Ethiopians tend to be very stoic people and they had to be for a Third World clinic like this to succeed. Even when the bandages were removed from their eyes the next day, the reaction was more subdued than expected. Often it was no more than a shaking of the head, a suppressed gasp and then their faces would light up when they recognized a loved one they hadn’t seen in years. I tried to interview one, which was difficult considering the language barrier and the trauma of surgery. All the 50-year-old lady would say was she felt “o.k.” and she said it over and over again finally adding what was translated as “God bless the doctor.” Ethiopia is a religiously diverse country and spiritualism runs deep.
I’ll never forget an experience I had about the fourth day when I decided to walk the dusty road back to the convent instead of taking the Land Cruiser. I passed the tin-roofed shacks that most of the people live in as well as many small shops with electrical wires dangling from them connected by Christmas style lights that would light up intermittently when the power came on and reflect off the ubiquitous, corrugated, tin roofs.

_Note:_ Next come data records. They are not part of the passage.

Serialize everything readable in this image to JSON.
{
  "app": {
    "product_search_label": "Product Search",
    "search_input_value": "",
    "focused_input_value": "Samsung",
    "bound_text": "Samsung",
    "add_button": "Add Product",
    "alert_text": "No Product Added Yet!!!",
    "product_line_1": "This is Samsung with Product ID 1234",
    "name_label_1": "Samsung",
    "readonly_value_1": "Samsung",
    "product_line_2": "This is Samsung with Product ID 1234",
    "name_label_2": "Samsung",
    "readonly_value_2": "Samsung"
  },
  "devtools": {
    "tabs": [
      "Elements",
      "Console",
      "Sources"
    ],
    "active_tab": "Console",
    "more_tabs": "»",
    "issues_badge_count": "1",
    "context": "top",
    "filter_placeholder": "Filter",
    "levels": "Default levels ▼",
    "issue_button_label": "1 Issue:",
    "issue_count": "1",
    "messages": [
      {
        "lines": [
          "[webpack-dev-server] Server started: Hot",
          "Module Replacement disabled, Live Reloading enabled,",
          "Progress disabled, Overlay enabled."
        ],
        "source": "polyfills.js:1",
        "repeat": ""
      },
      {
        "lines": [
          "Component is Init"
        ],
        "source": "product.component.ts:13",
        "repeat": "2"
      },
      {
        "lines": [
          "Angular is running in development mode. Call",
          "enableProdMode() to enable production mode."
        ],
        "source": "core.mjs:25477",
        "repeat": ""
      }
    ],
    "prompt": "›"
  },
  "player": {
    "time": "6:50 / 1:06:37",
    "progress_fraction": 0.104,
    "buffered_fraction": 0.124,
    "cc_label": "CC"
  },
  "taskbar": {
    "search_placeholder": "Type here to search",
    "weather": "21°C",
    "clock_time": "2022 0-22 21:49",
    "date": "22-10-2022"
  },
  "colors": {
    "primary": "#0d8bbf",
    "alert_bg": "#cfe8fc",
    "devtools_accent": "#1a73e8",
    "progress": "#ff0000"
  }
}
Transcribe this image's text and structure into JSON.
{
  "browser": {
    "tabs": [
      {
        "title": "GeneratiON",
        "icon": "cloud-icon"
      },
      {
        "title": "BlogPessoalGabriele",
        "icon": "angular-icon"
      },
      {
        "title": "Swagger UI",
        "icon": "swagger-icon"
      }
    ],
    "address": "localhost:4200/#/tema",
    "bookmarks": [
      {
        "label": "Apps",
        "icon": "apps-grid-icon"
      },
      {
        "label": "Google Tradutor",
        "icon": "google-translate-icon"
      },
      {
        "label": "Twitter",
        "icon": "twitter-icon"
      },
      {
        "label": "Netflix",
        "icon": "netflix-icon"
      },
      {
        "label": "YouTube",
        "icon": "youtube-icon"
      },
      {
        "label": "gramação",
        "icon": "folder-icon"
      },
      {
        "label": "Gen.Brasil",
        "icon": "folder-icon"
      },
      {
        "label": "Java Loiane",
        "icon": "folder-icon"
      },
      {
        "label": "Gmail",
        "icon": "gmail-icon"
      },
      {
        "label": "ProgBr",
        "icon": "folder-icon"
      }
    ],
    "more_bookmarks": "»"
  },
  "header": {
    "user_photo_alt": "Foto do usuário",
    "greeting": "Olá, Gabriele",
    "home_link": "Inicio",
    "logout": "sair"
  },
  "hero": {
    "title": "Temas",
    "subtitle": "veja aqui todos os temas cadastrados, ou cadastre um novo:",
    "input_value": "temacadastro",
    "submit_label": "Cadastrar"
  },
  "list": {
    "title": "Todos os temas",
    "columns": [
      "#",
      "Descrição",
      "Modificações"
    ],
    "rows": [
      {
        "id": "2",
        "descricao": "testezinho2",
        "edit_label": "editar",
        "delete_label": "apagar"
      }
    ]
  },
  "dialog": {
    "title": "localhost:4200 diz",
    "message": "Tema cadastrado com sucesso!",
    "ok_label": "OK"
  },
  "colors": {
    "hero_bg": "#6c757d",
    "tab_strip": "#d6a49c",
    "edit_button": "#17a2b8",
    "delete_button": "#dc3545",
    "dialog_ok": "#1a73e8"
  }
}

Suddenly, I felt I was being followed and I turned around to see a girl in a bright orange T-shirt following me.
She was 10-years-old at most and smiled shyly and kept following until the next thing I knew she had slipped her hand in mine. A little flustered I kept walking and we met several other children and before I knew it we were all holding hands, almost a dozen of us, and walking down that dusty, red road like the Pied Piper leading his merry troupe. It was near dusk and I didn’t even have my camera with me, but when I finally pulled away from the children there was a lump in my throat that would have choked a horse.
We have so much; they, so little.
That experience will remain with me forever and so will many other memories and feelings that we all experienced. I couldn’t help but feel proud that I played a very small role in an endeavor that’s literally helping the blind to see thanks to some dedicated professionals as well as volunteers who traveled half-way around the world to help them and the Rotary movement with its credo of “service above self” and all those who donated to the cause.
Gerry Warner is a retired journalist and city councilor in Cranbrook, B.C.